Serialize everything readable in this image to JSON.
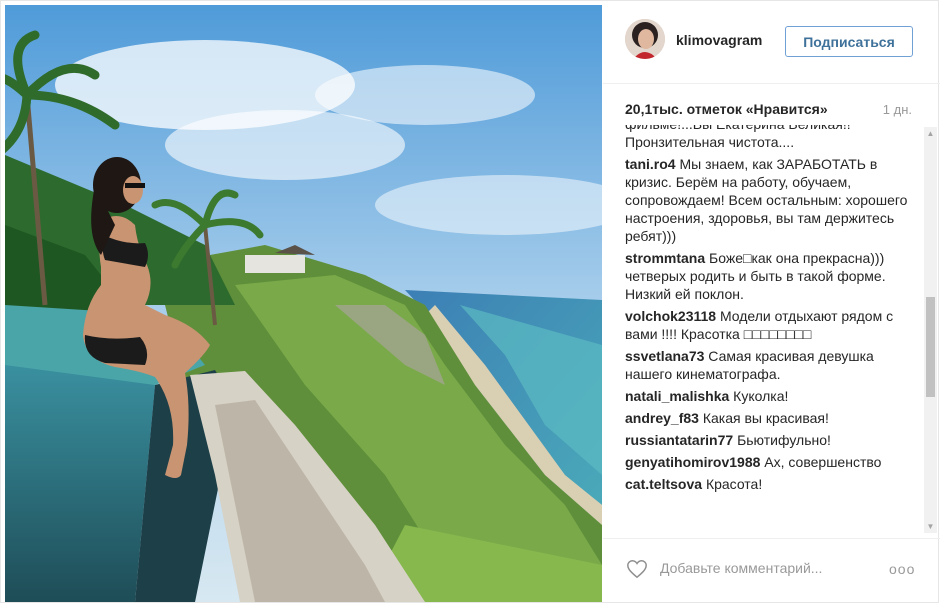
{
  "post": {
    "username": "klimovagram",
    "follow_label": "Подписаться",
    "likes": "20,1тыс. отметок «Нравится»",
    "time_ago": "1 дн.",
    "add_comment_placeholder": "Добавьте комментарий...",
    "more_label": "ooo"
  },
  "comments": [
    {
      "user": "",
      "text": "фильме!...Вы Екатерина Великая!! Пронзительная чистота...."
    },
    {
      "user": "tani.ro4",
      "text": "Мы знаем, как ЗАРАБОТАТЬ в кризис. Берём на работу, обучаем, сопровождаем! Всем остальным: хорошего настроения, здоровья, вы там держитесь ребят)))"
    },
    {
      "user": "strommtana",
      "text": "Боже□как она прекрасна))) четверых родить и быть в такой форме. Низкий ей поклон."
    },
    {
      "user": "volchok23118",
      "text": "Модели отдыхают рядом с вами !!!! Красотка □□□□□□□□"
    },
    {
      "user": "ssvetlana73",
      "text": "Самая красивая девушка нашего кинематографа."
    },
    {
      "user": "natali_malishka",
      "text": "Куколка!"
    },
    {
      "user": "andrey_f83",
      "text": "Какая вы красивая!"
    },
    {
      "user": "russiantatarin77",
      "text": "Бьютифульно!"
    },
    {
      "user": "genyatihomirov1988",
      "text": "Ах, совершенство"
    },
    {
      "user": "cat.teltsova",
      "text": "Красота!"
    }
  ]
}
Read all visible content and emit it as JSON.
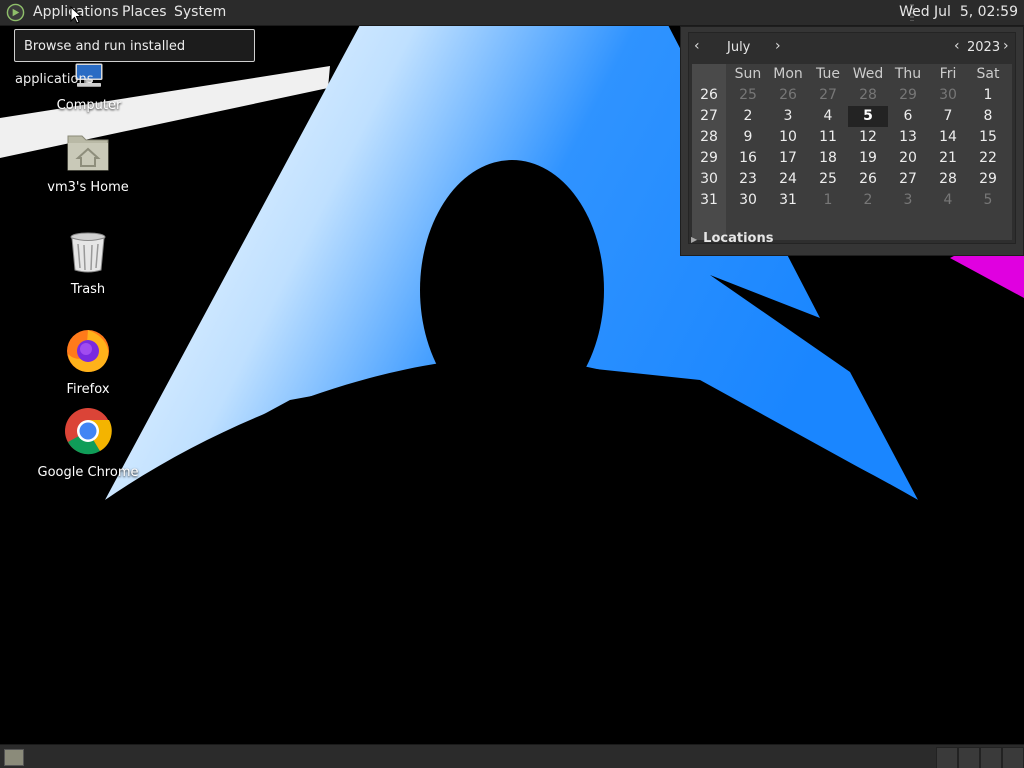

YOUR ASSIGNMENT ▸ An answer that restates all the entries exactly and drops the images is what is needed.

TASK SOLUTION ▸
Serialize everything readable in this image to JSON.
{
  "post": {
    "username": "klimovagram",
    "follow_label": "Подписаться",
    "likes": "20,1тыс. отметок «Нравится»",
    "time_ago": "1 дн.",
    "add_comment_placeholder": "Добавьте комментарий...",
    "more_label": "ooo"
  },
  "comments": [
    {
      "user": "",
      "text": "фильме!...Вы Екатерина Великая!! Пронзительная чистота...."
    },
    {
      "user": "tani.ro4",
      "text": "Мы знаем, как ЗАРАБОТАТЬ в кризис. Берём на работу, обучаем, сопровождаем! Всем остальным: хорошего настроения, здоровья, вы там держитесь ребят)))"
    },
    {
      "user": "strommtana",
      "text": "Боже□как она прекрасна))) четверых родить и быть в такой форме. Низкий ей поклон."
    },
    {
      "user": "volchok23118",
      "text": "Модели отдыхают рядом с вами !!!! Красотка □□□□□□□□"
    },
    {
      "user": "ssvetlana73",
      "text": "Самая красивая девушка нашего кинематографа."
    },
    {
      "user": "natali_malishka",
      "text": "Куколка!"
    },
    {
      "user": "andrey_f83",
      "text": "Какая вы красивая!"
    },
    {
      "user": "russiantatarin77",
      "text": "Бьютифульно!"
    },
    {
      "user": "genyatihomirov1988",
      "text": "Ах, совершенство"
    },
    {
      "user": "cat.teltsova",
      "text": "Красота!"
    }
  ]
}
Read all visible content and emit it as JSON.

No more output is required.